> **Exercise**:
Before repeating the entries below, strip out every picture and keep all else as it is.

> **Data records**:
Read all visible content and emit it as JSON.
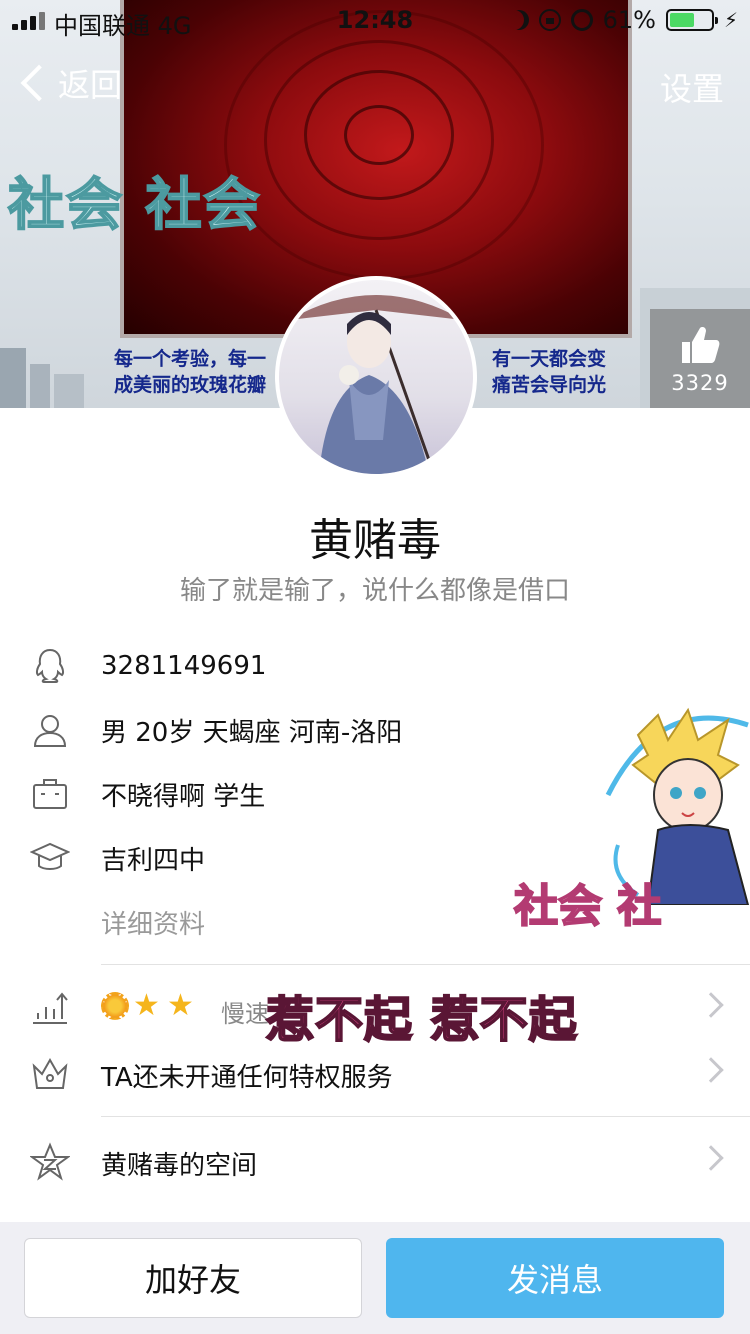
{
  "status_bar": {
    "carrier": "中国联通  4G",
    "time": "12:48",
    "battery_percent": "61%",
    "battery_level": 0.61,
    "battery_color": "#4cd964"
  },
  "nav": {
    "back_label": "返回",
    "settings_label": "设置"
  },
  "cover": {
    "overlay_text": "社会 社会",
    "quote_left": [
      "每一个考验，每一",
      "成美丽的玫瑰花瓣"
    ],
    "quote_right": [
      "有一天都会变",
      "痛苦会导向光"
    ]
  },
  "likes": {
    "icon": "thumbs-up-icon",
    "count": "3329"
  },
  "profile": {
    "nickname": "黄赌毒",
    "signature": "输了就是输了，说什么都像是借口"
  },
  "info": {
    "qq": {
      "icon": "qq-penguin-icon",
      "value": "3281149691"
    },
    "basic": {
      "icon": "person-icon",
      "value": "男 20岁 天蝎座 河南-洛阳"
    },
    "job": {
      "icon": "briefcase-icon",
      "value": "不晓得啊 学生"
    },
    "school": {
      "icon": "graduation-cap-icon",
      "value": "吉利四中"
    },
    "detail_link": "详细资料"
  },
  "menu": {
    "level": {
      "icon": "level-chart-icon",
      "badges": [
        "sun",
        "star",
        "star"
      ],
      "speed_text": "慢速"
    },
    "privilege": {
      "icon": "crown-icon",
      "label": "TA还未开通任何特权服务"
    },
    "space": {
      "icon": "qzone-star-icon",
      "label": "黄赌毒的空间"
    }
  },
  "stickers": {
    "social": "社会 社",
    "provoke": "惹不起 惹不起"
  },
  "actions": {
    "add_friend": "加好友",
    "send_message": "发消息",
    "accent_color": "#4fb6ee"
  }
}
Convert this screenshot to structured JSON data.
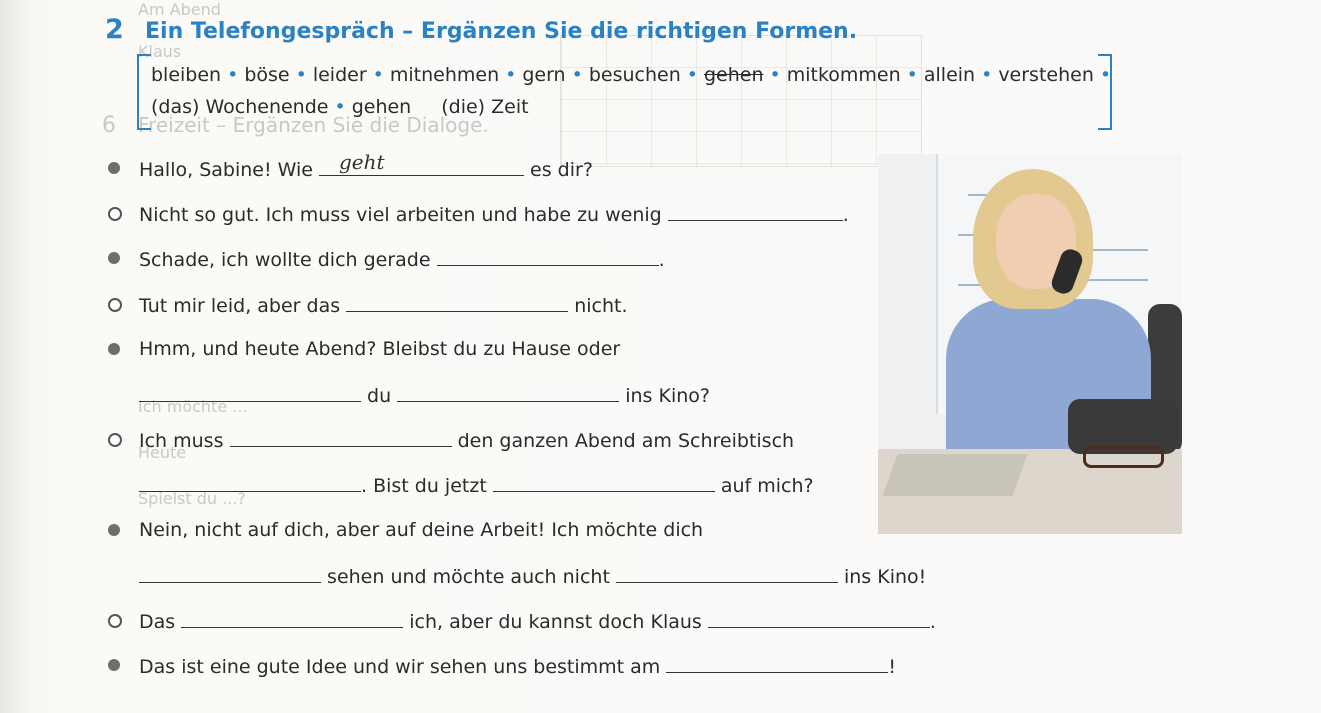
{
  "exercise": {
    "number": "2",
    "title": "Ein Telefongespräch – Ergänzen Sie die richtigen Formen."
  },
  "word_box": {
    "line1": [
      {
        "text": "bleiben",
        "struck": false
      },
      {
        "text": "böse",
        "struck": false
      },
      {
        "text": "leider",
        "struck": false
      },
      {
        "text": "mitnehmen",
        "struck": false
      },
      {
        "text": "gern",
        "struck": false
      },
      {
        "text": "besuchen",
        "struck": false
      },
      {
        "text": "gehen",
        "struck": true
      },
      {
        "text": "mitkommen",
        "struck": false
      },
      {
        "text": "allein",
        "struck": false
      },
      {
        "text": "verstehen",
        "struck": false
      }
    ],
    "line2": [
      {
        "text": "(das) Wochenende"
      },
      {
        "text": "gehen"
      },
      {
        "text": "(die) Zeit"
      }
    ],
    "separator": "•"
  },
  "dialogue": [
    {
      "bullet": "filled",
      "parts": [
        {
          "t": "Hallo, Sabine! Wie "
        },
        {
          "blank": 205,
          "fill": "geht"
        },
        {
          "t": " es dir?"
        }
      ]
    },
    {
      "bullet": "open",
      "parts": [
        {
          "t": "Nicht so gut. Ich muss viel arbeiten und habe zu wenig "
        },
        {
          "blank": 175
        },
        {
          "t": "."
        }
      ]
    },
    {
      "bullet": "filled",
      "parts": [
        {
          "t": "Schade, ich wollte dich gerade "
        },
        {
          "blank": 222
        },
        {
          "t": "."
        }
      ]
    },
    {
      "bullet": "open",
      "parts": [
        {
          "t": "Tut mir leid, aber das "
        },
        {
          "blank": 222
        },
        {
          "t": " nicht."
        }
      ]
    },
    {
      "bullet": "filled",
      "parts": [
        {
          "t": "Hmm, und heute Abend? Bleibst du zu Hause oder"
        }
      ]
    },
    {
      "bullet": "none",
      "parts": [
        {
          "blank": 222
        },
        {
          "t": " du "
        },
        {
          "blank": 222
        },
        {
          "t": " ins Kino?"
        }
      ]
    },
    {
      "bullet": "open",
      "parts": [
        {
          "t": "Ich muss "
        },
        {
          "blank": 222
        },
        {
          "t": " den ganzen Abend am Schreibtisch"
        }
      ]
    },
    {
      "bullet": "none",
      "parts": [
        {
          "blank": 222
        },
        {
          "t": ". Bist du jetzt "
        },
        {
          "blank": 222
        },
        {
          "t": " auf mich?"
        }
      ]
    },
    {
      "bullet": "filled",
      "parts": [
        {
          "t": "Nein, nicht auf dich, aber auf deine Arbeit! Ich möchte dich"
        }
      ]
    },
    {
      "bullet": "none",
      "parts": [
        {
          "blank": 182
        },
        {
          "t": " sehen und möchte auch nicht "
        },
        {
          "blank": 222
        },
        {
          "t": " ins Kino!"
        }
      ]
    },
    {
      "bullet": "open",
      "parts": [
        {
          "t": "Das "
        },
        {
          "blank": 222
        },
        {
          "t": " ich, aber du kannst doch Klaus "
        },
        {
          "blank": 222
        },
        {
          "t": "."
        }
      ]
    },
    {
      "bullet": "filled",
      "parts": [
        {
          "t": "Das ist eine gute Idee und wir sehen uns bestimmt am "
        },
        {
          "blank": 222
        },
        {
          "t": "!"
        }
      ]
    }
  ],
  "bleed_through": [
    "Am Abend",
    "Klaus",
    "6",
    "Freizeit – Ergänzen Sie die Dialoge.",
    "Heute",
    "Spielst du ...?",
    "Ich möchte ..."
  ]
}
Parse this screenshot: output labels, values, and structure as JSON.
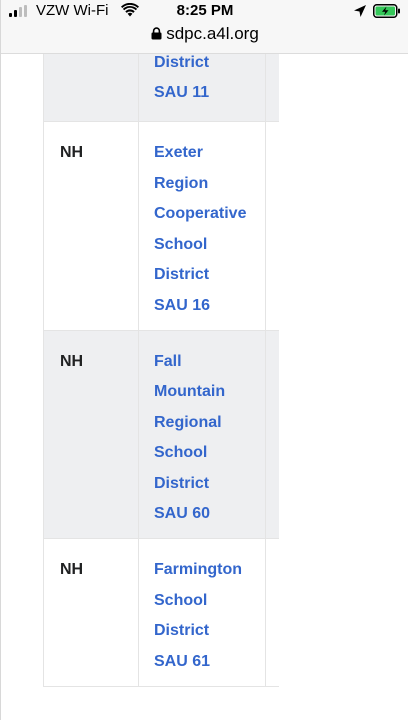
{
  "status_bar": {
    "carrier": "VZW Wi-Fi",
    "time": "8:25 PM",
    "signal_bars": 2,
    "battery_charging": true
  },
  "url_bar": {
    "url": "sdpc.a4l.org"
  },
  "colors": {
    "link": "#3366cc",
    "row_shaded": "#eeeff1",
    "battery_green": "#34c759"
  },
  "table": {
    "rows": [
      {
        "state": "",
        "district_lines": [
          "District",
          "SAU 11"
        ],
        "shaded": true
      },
      {
        "state": "NH",
        "district_lines": [
          "Exeter",
          "Region",
          "Cooperative",
          "School",
          "District",
          "SAU 16"
        ],
        "shaded": false
      },
      {
        "state": "NH",
        "district_lines": [
          "Fall",
          "Mountain",
          "Regional",
          "School",
          "District",
          "SAU 60"
        ],
        "shaded": true
      },
      {
        "state": "NH",
        "district_lines": [
          "Farmington",
          "School",
          "District",
          "SAU 61"
        ],
        "shaded": false
      }
    ]
  }
}
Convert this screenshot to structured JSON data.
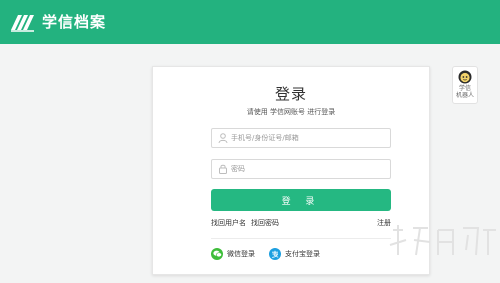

> **Exercise answer**:
Read all visible content and emit it as JSON.
{
  "status_bar": {
    "carrier": "中国联通  4G",
    "time": "12:48",
    "battery_percent": "61%",
    "battery_level": 0.61,
    "battery_color": "#4cd964"
  },
  "nav": {
    "back_label": "返回",
    "settings_label": "设置"
  },
  "cover": {
    "overlay_text": "社会 社会",
    "quote_left": [
      "每一个考验，每一",
      "成美丽的玫瑰花瓣"
    ],
    "quote_right": [
      "有一天都会变",
      "痛苦会导向光"
    ]
  },
  "likes": {
    "icon": "thumbs-up-icon",
    "count": "3329"
  },
  "profile": {
    "nickname": "黄赌毒",
    "signature": "输了就是输了，说什么都像是借口"
  },
  "info": {
    "qq": {
      "icon": "qq-penguin-icon",
      "value": "3281149691"
    },
    "basic": {
      "icon": "person-icon",
      "value": "男 20岁 天蝎座 河南-洛阳"
    },
    "job": {
      "icon": "briefcase-icon",
      "value": "不晓得啊 学生"
    },
    "school": {
      "icon": "graduation-cap-icon",
      "value": "吉利四中"
    },
    "detail_link": "详细资料"
  },
  "menu": {
    "level": {
      "icon": "level-chart-icon",
      "badges": [
        "sun",
        "star",
        "star"
      ],
      "speed_text": "慢速"
    },
    "privilege": {
      "icon": "crown-icon",
      "label": "TA还未开通任何特权服务"
    },
    "space": {
      "icon": "qzone-star-icon",
      "label": "黄赌毒的空间"
    }
  },
  "stickers": {
    "social": "社会 社",
    "provoke": "惹不起 惹不起"
  },
  "actions": {
    "add_friend": "加好友",
    "send_message": "发消息",
    "accent_color": "#4fb6ee"
  }
}
Convert this screenshot to structured JSON data.
{
  "exercise": {
    "number": "2",
    "title": "Ein Telefongespräch – Ergänzen Sie die richtigen Formen."
  },
  "word_box": {
    "line1": [
      {
        "text": "bleiben",
        "struck": false
      },
      {
        "text": "böse",
        "struck": false
      },
      {
        "text": "leider",
        "struck": false
      },
      {
        "text": "mitnehmen",
        "struck": false
      },
      {
        "text": "gern",
        "struck": false
      },
      {
        "text": "besuchen",
        "struck": false
      },
      {
        "text": "gehen",
        "struck": true
      },
      {
        "text": "mitkommen",
        "struck": false
      },
      {
        "text": "allein",
        "struck": false
      },
      {
        "text": "verstehen",
        "struck": false
      }
    ],
    "line2": [
      {
        "text": "(das) Wochenende"
      },
      {
        "text": "gehen"
      },
      {
        "text": "(die) Zeit"
      }
    ],
    "separator": "•"
  },
  "dialogue": [
    {
      "bullet": "filled",
      "parts": [
        {
          "t": "Hallo, Sabine! Wie "
        },
        {
          "blank": 205,
          "fill": "geht"
        },
        {
          "t": " es dir?"
        }
      ]
    },
    {
      "bullet": "open",
      "parts": [
        {
          "t": "Nicht so gut. Ich muss viel arbeiten und habe zu wenig "
        },
        {
          "blank": 175
        },
        {
          "t": "."
        }
      ]
    },
    {
      "bullet": "filled",
      "parts": [
        {
          "t": "Schade, ich wollte dich gerade "
        },
        {
          "blank": 222
        },
        {
          "t": "."
        }
      ]
    },
    {
      "bullet": "open",
      "parts": [
        {
          "t": "Tut mir leid, aber das "
        },
        {
          "blank": 222
        },
        {
          "t": " nicht."
        }
      ]
    },
    {
      "bullet": "filled",
      "parts": [
        {
          "t": "Hmm, und heute Abend? Bleibst du zu Hause oder"
        }
      ]
    },
    {
      "bullet": "none",
      "parts": [
        {
          "blank": 222
        },
        {
          "t": " du "
        },
        {
          "blank": 222
        },
        {
          "t": " ins Kino?"
        }
      ]
    },
    {
      "bullet": "open",
      "parts": [
        {
          "t": "Ich muss "
        },
        {
          "blank": 222
        },
        {
          "t": " den ganzen Abend am Schreibtisch"
        }
      ]
    },
    {
      "bullet": "none",
      "parts": [
        {
          "blank": 222
        },
        {
          "t": ". Bist du jetzt "
        },
        {
          "blank": 222
        },
        {
          "t": " auf mich?"
        }
      ]
    },
    {
      "bullet": "filled",
      "parts": [
        {
          "t": "Nein, nicht auf dich, aber auf deine Arbeit! Ich möchte dich"
        }
      ]
    },
    {
      "bullet": "none",
      "parts": [
        {
          "blank": 182
        },
        {
          "t": " sehen und möchte auch nicht "
        },
        {
          "blank": 222
        },
        {
          "t": " ins Kino!"
        }
      ]
    },
    {
      "bullet": "open",
      "parts": [
        {
          "t": "Das "
        },
        {
          "blank": 222
        },
        {
          "t": " ich, aber du kannst doch Klaus "
        },
        {
          "blank": 222
        },
        {
          "t": "."
        }
      ]
    },
    {
      "bullet": "filled",
      "parts": [
        {
          "t": "Das ist eine gute Idee und wir sehen uns bestimmt am "
        },
        {
          "blank": 222
        },
        {
          "t": "!"
        }
      ]
    }
  ],
  "bleed_through": [
    "Am Abend",
    "Klaus",
    "6",
    "Freizeit – Ergänzen Sie die Dialoge.",
    "Heute",
    "Spielst du ...?",
    "Ich möchte ..."
  ]
}
Parse this screenshot: output labels, values, and structure as JSON.
{
  "status_bar": {
    "carrier": "VZW Wi-Fi",
    "time": "8:25 PM",
    "signal_bars": 2,
    "battery_charging": true
  },
  "url_bar": {
    "url": "sdpc.a4l.org"
  },
  "colors": {
    "link": "#3366cc",
    "row_shaded": "#eeeff1",
    "battery_green": "#34c759"
  },
  "table": {
    "rows": [
      {
        "state": "",
        "district_lines": [
          "District",
          "SAU 11"
        ],
        "shaded": true
      },
      {
        "state": "NH",
        "district_lines": [
          "Exeter",
          "Region",
          "Cooperative",
          "School",
          "District",
          "SAU 16"
        ],
        "shaded": false
      },
      {
        "state": "NH",
        "district_lines": [
          "Fall",
          "Mountain",
          "Regional",
          "School",
          "District",
          "SAU 60"
        ],
        "shaded": true
      },
      {
        "state": "NH",
        "district_lines": [
          "Farmington",
          "School",
          "District",
          "SAU 61"
        ],
        "shaded": false
      }
    ]
  }
}
Convert this screenshot to structured JSON data.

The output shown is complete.